* **YOUR TASK**: In the listing below, locate the lines that hold "iSCSI" and copy them.

------------------------------

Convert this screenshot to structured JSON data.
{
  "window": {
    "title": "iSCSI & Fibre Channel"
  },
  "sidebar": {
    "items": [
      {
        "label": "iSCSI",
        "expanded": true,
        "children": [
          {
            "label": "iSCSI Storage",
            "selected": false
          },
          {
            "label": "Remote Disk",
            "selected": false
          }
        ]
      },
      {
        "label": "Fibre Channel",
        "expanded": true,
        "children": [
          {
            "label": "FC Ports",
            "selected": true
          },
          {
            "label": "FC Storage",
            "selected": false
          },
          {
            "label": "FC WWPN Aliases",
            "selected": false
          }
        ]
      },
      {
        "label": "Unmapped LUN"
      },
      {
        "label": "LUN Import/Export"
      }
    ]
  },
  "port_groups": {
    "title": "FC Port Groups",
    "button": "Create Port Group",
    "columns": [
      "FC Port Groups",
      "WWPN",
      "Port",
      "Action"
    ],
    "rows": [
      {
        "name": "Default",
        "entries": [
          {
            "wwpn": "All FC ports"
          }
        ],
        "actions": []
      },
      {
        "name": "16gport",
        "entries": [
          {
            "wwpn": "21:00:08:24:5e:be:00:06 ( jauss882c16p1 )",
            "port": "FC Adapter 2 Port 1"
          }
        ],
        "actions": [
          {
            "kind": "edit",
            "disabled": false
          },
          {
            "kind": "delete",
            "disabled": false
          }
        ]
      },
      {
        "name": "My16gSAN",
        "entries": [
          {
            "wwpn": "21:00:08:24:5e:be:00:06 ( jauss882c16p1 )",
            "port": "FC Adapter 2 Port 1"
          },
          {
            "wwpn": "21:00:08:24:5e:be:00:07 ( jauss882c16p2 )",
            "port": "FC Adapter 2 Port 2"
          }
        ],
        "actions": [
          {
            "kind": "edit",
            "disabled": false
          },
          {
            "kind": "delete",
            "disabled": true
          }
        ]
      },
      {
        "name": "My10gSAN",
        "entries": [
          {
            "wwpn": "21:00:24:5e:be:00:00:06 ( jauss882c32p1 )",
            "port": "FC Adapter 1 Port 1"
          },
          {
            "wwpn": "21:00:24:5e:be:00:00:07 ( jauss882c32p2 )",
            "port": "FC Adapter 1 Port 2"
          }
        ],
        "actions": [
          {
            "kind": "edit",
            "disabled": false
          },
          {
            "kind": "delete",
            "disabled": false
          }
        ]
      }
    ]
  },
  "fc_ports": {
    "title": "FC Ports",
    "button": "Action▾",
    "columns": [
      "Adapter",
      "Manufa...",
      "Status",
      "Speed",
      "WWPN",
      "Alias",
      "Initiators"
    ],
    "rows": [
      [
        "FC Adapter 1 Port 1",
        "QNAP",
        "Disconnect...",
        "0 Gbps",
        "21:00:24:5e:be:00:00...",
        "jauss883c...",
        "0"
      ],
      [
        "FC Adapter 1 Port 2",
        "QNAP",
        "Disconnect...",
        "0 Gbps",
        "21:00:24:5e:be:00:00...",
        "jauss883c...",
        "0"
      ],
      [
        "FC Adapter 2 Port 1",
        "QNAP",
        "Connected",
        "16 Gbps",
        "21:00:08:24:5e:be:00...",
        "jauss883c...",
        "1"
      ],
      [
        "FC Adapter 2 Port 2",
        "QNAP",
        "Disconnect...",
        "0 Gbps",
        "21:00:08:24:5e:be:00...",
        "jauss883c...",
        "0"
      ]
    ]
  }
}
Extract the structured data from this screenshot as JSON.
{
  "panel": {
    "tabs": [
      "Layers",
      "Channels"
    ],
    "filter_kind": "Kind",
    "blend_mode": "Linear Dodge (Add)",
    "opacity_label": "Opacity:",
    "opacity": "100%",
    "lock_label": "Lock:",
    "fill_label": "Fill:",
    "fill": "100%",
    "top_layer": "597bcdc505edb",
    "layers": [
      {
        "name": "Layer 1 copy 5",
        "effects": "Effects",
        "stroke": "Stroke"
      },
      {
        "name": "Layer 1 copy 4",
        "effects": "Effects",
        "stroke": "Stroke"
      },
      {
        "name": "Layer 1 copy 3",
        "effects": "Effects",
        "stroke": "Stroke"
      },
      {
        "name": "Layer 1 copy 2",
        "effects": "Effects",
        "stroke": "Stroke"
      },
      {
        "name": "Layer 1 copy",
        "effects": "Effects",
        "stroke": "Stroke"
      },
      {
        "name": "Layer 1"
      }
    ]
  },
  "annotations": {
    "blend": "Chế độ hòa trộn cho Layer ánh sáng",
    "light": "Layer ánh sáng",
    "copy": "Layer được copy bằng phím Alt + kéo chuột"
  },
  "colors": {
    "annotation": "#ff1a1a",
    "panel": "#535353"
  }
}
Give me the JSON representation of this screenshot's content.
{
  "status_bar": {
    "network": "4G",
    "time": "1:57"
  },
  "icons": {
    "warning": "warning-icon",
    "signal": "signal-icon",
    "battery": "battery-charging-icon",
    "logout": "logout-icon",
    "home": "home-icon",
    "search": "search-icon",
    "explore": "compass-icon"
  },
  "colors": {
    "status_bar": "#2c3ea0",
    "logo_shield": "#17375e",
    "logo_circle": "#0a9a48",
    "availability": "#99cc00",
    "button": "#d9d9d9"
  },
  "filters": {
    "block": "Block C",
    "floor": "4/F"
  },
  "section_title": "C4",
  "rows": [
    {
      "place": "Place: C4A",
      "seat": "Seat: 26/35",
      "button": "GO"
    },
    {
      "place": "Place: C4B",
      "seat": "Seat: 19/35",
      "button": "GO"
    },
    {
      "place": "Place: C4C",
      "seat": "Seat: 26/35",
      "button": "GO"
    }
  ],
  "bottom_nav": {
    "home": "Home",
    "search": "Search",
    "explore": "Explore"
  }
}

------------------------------

* **REPLY**:
    "title": "iSCSI & Fibre Channel"
        "label": "iSCSI",
            "label": "iSCSI Storage",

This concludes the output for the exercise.